Note: again, that weirdness of "I would like to enroll you."  I'm not sure I understand the last quote.  A good doctor is better than a bad doctor but no doctor is better than both, is what I take out of it. "Diagnostics in the naturopathic world are completely derivative from conventional medicine" is bullshit.  The Naturocrit post before this has a naturopath claiming that with iridology she can see in that patient's eye the health of the past three generation of that patient.  And regarding "it doesn't really matter whether or not one or two of their effects turns out upon further study to be mostly or even wholly placebo", now we're at the core of naturopathy.  "Science" as a marketing tool but NDs [and the racket in general] don't care if it's true.  Instead, as this last ND Partovi entry indicates, they lazily move the goal posts during the game.  Science's parameters are quite defined, and I think ND Partovi has done a very good job of explaining just how non-rigorous naturopathy's knowledge process is.

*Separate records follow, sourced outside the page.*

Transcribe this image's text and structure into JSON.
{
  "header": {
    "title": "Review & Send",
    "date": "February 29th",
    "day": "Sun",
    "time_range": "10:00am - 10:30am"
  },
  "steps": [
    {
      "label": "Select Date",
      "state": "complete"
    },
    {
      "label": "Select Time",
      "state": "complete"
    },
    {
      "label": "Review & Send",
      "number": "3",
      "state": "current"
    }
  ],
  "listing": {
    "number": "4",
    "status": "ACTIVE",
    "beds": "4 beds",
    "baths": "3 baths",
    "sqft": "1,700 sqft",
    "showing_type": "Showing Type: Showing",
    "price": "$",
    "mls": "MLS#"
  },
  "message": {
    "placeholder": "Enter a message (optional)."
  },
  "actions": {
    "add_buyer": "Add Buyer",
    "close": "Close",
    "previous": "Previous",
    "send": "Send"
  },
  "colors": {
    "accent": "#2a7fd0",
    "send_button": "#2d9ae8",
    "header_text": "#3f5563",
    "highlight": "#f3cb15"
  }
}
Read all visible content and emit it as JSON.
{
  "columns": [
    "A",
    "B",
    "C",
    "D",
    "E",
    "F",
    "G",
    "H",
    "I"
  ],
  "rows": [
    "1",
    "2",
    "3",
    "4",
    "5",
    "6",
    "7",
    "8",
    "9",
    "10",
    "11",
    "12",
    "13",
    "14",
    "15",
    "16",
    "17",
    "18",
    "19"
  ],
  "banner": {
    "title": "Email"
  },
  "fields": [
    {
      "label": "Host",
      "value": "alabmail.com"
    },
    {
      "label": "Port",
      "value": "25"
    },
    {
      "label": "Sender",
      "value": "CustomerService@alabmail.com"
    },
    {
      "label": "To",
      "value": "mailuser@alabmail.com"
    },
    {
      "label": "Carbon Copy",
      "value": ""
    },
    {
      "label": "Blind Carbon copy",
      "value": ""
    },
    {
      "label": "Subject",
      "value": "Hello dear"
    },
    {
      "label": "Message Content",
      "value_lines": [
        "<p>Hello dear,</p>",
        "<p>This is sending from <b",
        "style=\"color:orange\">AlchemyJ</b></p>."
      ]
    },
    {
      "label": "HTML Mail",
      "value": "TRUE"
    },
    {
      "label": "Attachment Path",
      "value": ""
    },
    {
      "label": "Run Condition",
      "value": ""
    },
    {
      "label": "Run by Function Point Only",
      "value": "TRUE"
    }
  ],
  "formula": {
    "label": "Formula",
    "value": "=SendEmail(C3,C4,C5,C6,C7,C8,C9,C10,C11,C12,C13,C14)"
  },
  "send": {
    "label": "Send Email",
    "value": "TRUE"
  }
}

and regarding "should you be made aware of any physician who does harm to their patients", what I am quite aware of are schools that train supposed physicians that are BOGUS SCHOOLS and therefore in terms of false commerce, HARMFUL.
Post a Comment